— Assignment —
Find every line in the records below that contains "heading", and copy it.

— Information shown —

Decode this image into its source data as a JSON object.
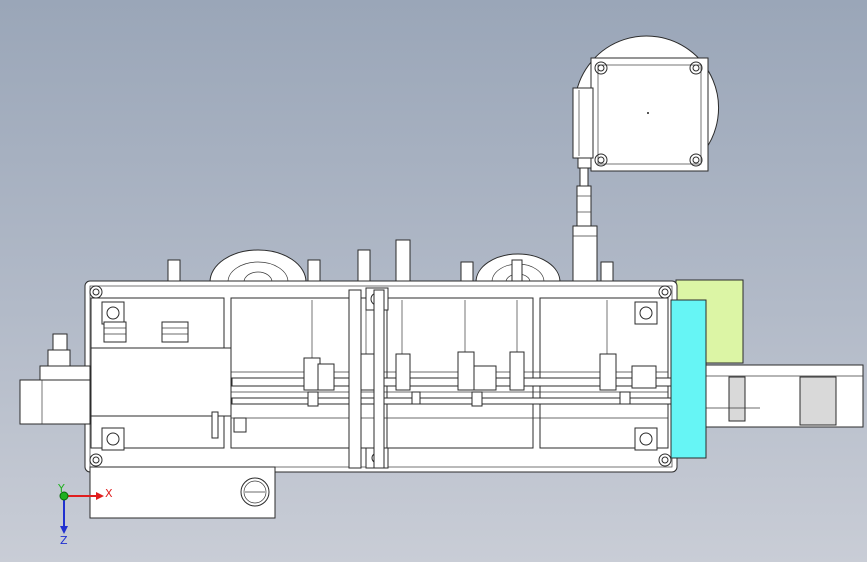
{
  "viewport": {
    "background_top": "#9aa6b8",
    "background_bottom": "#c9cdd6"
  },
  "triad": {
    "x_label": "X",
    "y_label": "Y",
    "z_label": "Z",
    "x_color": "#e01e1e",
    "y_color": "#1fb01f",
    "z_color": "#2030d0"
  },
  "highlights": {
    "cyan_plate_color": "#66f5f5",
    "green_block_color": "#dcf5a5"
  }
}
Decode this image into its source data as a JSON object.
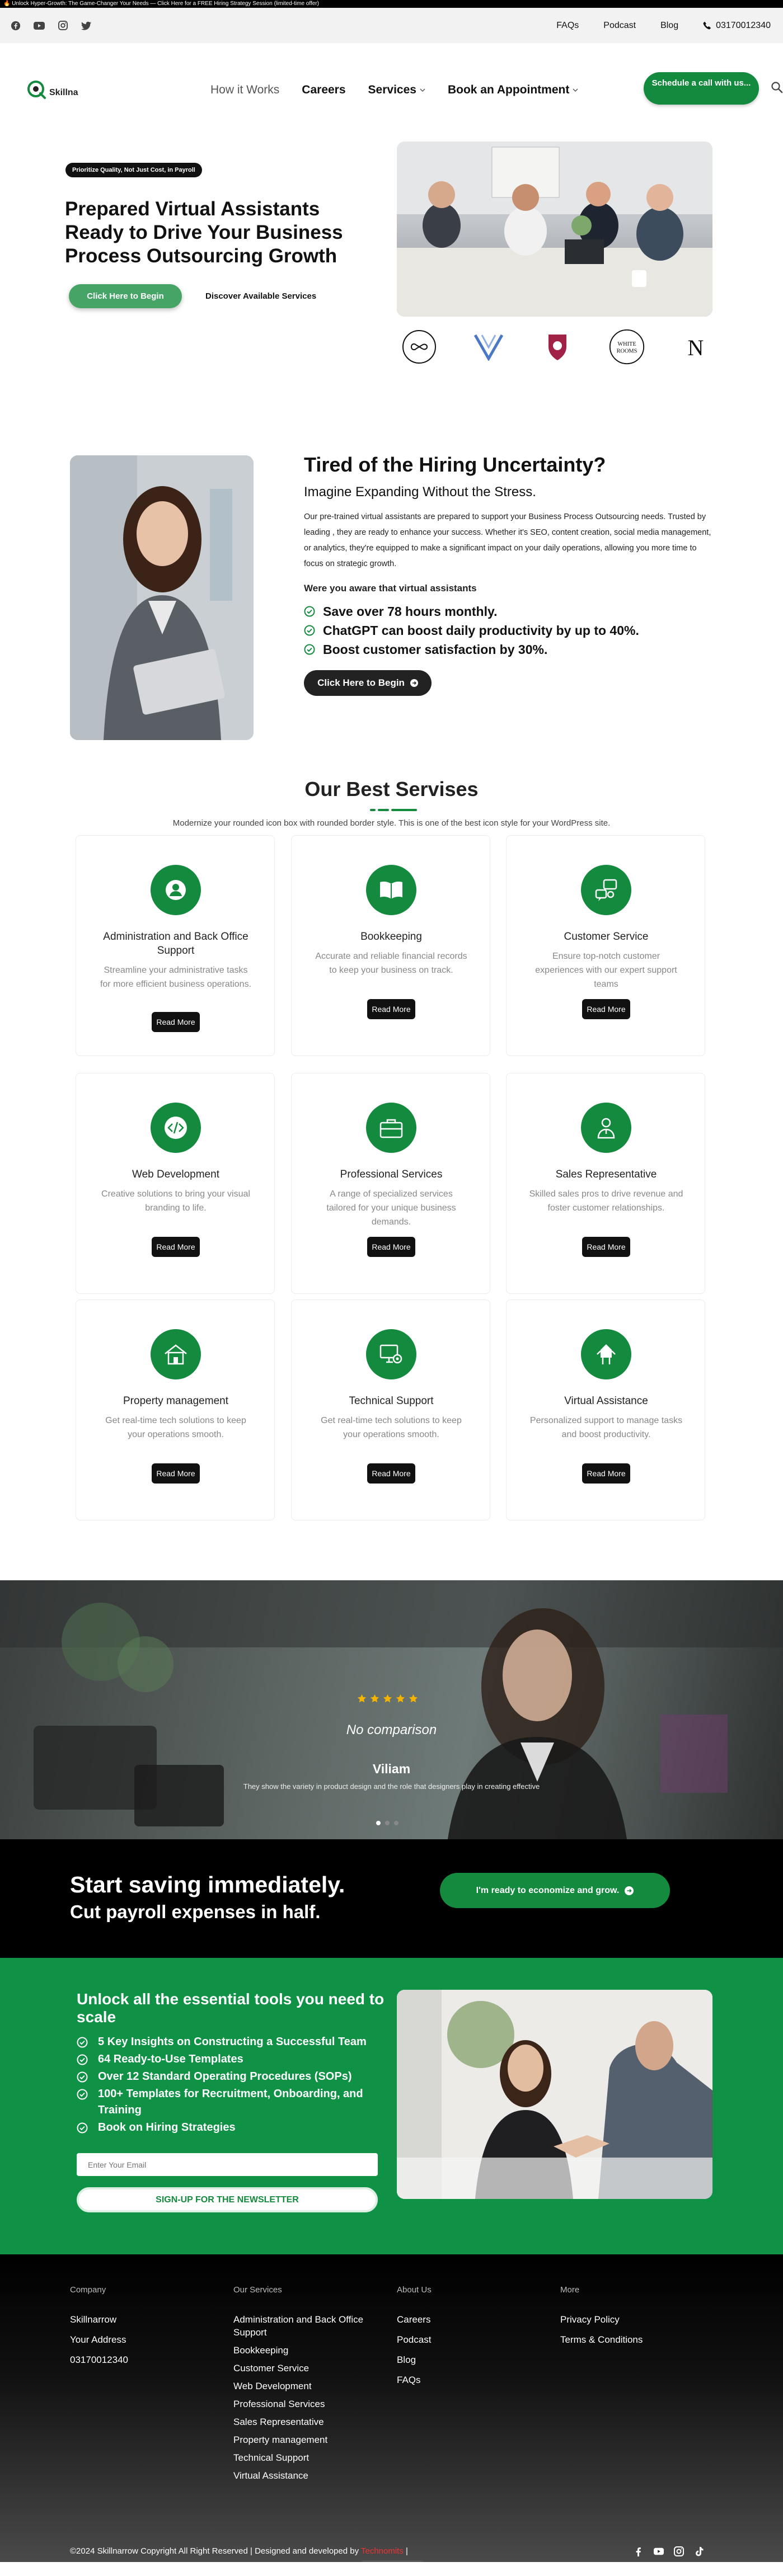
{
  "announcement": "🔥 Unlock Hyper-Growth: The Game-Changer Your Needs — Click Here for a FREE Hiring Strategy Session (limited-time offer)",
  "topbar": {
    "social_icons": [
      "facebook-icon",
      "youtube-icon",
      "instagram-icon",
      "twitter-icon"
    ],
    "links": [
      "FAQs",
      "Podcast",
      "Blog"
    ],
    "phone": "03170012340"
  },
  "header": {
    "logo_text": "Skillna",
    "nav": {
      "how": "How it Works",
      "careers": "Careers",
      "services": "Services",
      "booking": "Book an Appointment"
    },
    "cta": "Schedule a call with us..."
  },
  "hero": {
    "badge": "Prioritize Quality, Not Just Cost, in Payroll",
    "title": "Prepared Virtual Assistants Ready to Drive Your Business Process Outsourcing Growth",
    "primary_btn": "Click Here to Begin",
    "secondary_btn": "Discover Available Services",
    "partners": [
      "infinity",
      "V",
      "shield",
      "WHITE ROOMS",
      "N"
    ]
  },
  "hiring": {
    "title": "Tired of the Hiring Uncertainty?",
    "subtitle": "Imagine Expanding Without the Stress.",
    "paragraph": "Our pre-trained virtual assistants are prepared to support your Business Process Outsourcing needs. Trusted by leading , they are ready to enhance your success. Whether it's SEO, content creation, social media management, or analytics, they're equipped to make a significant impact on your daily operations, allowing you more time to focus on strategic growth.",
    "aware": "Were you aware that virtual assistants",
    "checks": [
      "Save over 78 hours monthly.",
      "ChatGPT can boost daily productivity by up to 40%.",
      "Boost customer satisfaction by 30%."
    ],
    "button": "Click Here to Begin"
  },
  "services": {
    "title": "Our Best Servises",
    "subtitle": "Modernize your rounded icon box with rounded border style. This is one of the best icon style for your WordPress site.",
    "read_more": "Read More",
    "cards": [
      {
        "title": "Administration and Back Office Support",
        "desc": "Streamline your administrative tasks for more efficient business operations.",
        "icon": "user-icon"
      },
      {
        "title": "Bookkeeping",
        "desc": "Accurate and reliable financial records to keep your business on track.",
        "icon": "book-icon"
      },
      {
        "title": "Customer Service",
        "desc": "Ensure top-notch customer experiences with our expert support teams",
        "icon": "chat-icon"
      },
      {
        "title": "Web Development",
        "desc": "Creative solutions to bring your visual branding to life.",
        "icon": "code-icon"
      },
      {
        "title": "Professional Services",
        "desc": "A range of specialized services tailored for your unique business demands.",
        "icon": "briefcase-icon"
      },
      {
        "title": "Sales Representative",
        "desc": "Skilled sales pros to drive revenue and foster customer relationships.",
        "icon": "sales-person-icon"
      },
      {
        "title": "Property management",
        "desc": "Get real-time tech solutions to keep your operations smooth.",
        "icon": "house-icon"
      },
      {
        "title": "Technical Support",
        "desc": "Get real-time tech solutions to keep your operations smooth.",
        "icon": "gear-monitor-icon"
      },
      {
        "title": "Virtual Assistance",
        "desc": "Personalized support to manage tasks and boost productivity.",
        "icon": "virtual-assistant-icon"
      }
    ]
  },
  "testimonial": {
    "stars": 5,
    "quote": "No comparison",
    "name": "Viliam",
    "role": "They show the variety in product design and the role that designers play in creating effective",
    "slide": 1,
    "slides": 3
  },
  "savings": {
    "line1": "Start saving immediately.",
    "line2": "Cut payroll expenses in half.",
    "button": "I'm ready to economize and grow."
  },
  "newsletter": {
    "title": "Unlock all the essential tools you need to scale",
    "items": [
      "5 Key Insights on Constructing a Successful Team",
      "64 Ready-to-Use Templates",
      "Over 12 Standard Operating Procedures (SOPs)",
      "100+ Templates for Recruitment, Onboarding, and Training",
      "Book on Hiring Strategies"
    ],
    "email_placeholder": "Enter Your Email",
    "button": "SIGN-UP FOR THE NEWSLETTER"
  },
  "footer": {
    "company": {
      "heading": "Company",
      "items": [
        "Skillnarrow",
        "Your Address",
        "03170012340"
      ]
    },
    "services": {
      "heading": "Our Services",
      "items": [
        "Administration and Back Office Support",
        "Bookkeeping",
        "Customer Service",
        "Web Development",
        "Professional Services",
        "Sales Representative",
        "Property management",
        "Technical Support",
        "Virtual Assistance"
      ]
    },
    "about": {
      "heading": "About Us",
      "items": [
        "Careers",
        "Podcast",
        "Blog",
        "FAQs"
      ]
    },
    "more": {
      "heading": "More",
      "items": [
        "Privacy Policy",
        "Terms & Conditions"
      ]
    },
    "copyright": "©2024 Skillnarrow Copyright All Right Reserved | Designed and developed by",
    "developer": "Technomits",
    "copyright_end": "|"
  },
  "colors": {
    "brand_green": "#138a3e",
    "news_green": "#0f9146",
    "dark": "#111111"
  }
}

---

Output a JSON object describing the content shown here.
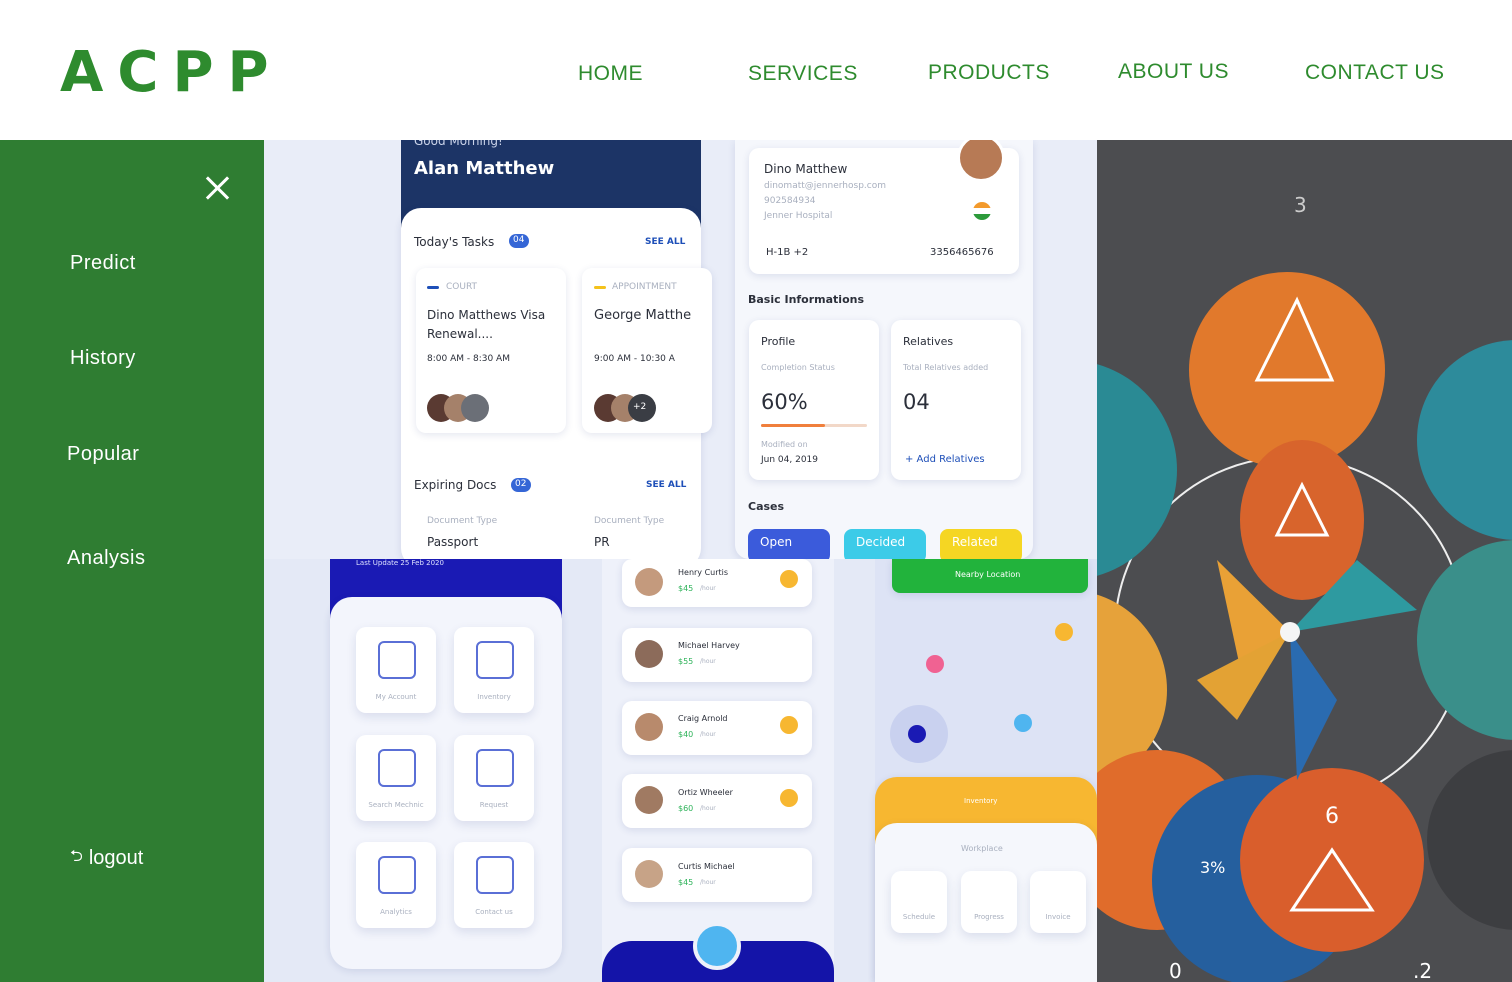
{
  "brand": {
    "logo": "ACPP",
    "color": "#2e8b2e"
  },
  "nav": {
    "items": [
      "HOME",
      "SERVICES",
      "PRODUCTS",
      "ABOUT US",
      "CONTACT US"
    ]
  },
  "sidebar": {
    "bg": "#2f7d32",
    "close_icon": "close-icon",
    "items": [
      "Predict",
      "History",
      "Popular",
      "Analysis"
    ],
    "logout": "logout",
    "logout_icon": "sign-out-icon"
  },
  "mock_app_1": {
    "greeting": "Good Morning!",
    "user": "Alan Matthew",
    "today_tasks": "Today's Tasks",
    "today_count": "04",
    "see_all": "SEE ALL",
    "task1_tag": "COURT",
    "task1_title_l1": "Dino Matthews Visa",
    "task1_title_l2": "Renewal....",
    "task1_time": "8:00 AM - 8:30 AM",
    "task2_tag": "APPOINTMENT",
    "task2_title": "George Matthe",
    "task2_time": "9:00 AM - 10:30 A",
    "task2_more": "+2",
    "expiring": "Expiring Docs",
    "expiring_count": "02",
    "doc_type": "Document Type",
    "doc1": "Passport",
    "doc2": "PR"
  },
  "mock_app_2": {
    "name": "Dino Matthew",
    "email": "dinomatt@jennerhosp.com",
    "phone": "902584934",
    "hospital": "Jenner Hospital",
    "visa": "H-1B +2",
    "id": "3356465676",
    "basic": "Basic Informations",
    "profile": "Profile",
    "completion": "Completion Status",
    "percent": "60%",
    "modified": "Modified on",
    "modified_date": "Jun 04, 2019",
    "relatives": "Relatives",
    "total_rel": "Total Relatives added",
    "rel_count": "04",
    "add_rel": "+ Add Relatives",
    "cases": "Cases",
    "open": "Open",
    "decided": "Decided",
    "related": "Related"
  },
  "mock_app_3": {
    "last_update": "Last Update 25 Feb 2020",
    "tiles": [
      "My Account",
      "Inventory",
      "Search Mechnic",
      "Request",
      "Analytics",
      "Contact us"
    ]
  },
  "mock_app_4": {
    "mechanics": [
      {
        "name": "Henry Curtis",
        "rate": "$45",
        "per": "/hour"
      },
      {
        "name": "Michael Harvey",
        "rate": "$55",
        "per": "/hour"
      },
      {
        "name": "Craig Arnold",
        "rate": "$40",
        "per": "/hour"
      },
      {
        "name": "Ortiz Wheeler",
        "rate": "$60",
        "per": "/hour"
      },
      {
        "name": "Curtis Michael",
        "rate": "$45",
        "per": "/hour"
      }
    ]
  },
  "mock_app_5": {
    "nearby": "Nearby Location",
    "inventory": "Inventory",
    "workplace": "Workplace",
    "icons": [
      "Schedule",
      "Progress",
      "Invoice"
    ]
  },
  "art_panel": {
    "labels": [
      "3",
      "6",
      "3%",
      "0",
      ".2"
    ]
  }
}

— Task solution —
      "heading": "Company",
      "heading": "Our Services",
      "heading": "About Us",
      "heading": "More",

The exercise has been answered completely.